In October 2004, when the Lithuanian government banned the Kavkaz Center website, Storsjö moved the website to his server in Finland before being closed down by Finnish authorities; at that point Storsjö might have moved the server back to Sweden. [33]
It is not clear where the servers are currently located but Russian authorities have no doubt about the fact that the HQ of the Kavkaz Center is still in Finland.  The whereabouts of Movladi Udugov are also uncertain; he might still be in Turkey, or maybe in Scandinavia or even in western Ukraine, several options remain open.
In general it is interesting to notice how the Kavkaz Center changed its ideological and operational methodology throughout time and managed to find a strong base in Europe soon after the Second Chechen War began. It consolidated its European links, creating a “bridge” between the Caucasus, Turkey, Sweden and Finland. At this point it is worth pondering about potential new connections that could be established in Europe, especially in relation to the Ukrainian crisis and the ISIL counter-measures.
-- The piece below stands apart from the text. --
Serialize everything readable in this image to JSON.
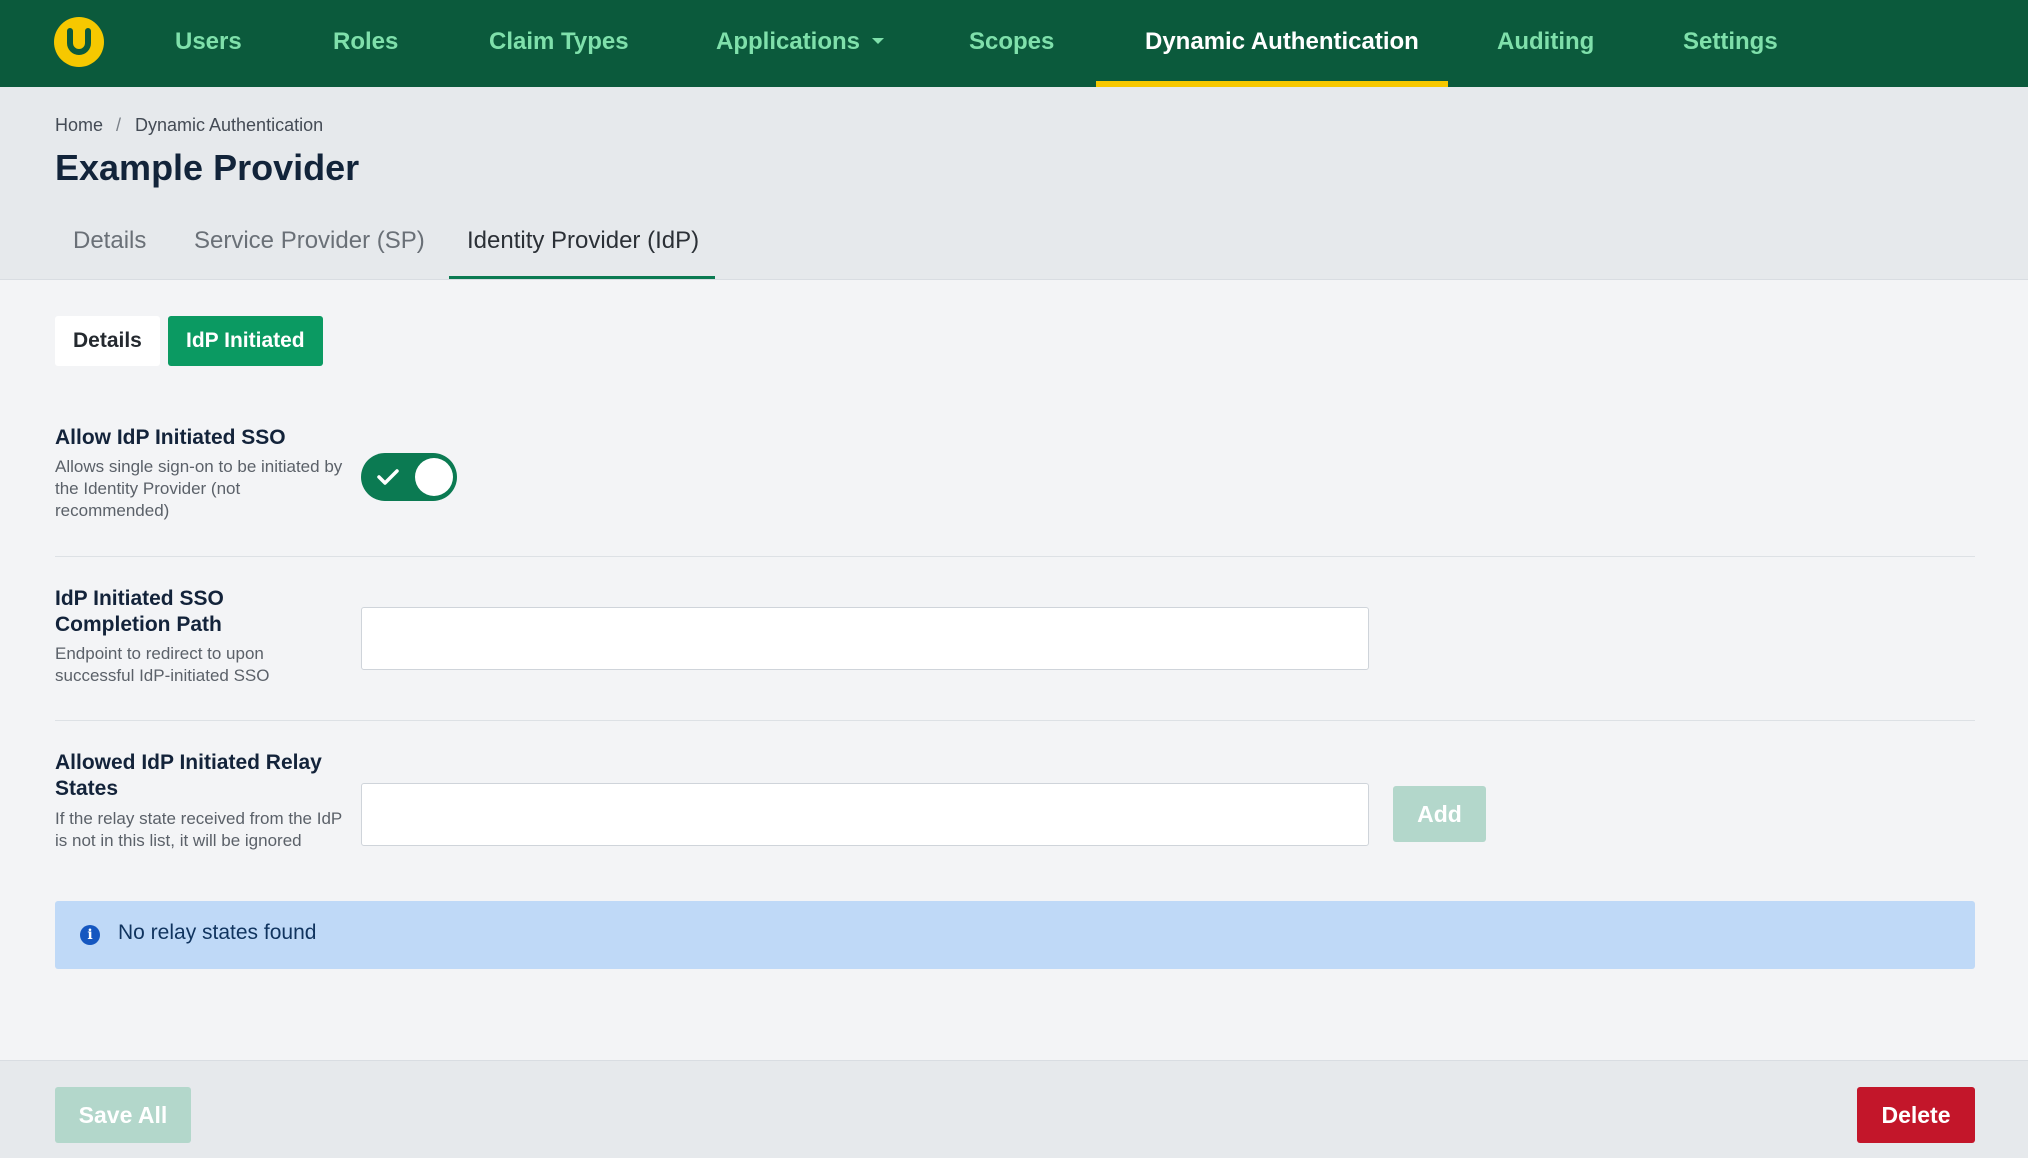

Giovanni Giacalone is an Italian researcher and analyst in Islamic radicalism, lives in Milan where he studies political Islam in Europe with a close look at issues linked to integration, radicalism and relations between the various European Institutions and the Islamic organizations present in Europe.He wrote this article in English for RIMSE.

[6]   “La rivendicazione è apparsa in mattinata sul sito del Kavkaz Center, già usato dagli indipendentisti ceceni per attribuirsi la responsabilità della presa del teatro Duvrovka di Mosca o della scuola di Beslan”.
[19] AFP: Moscow Demands that Turkey Extradite Udugov: MOSCOW, May 5, 2000 -- (Agence France Presse)

[32] Янгляева М.М., Хизриева Г.А., “Ненависть к Путину  или  особенности финского политического постмодернизма: на  материале финской прессы.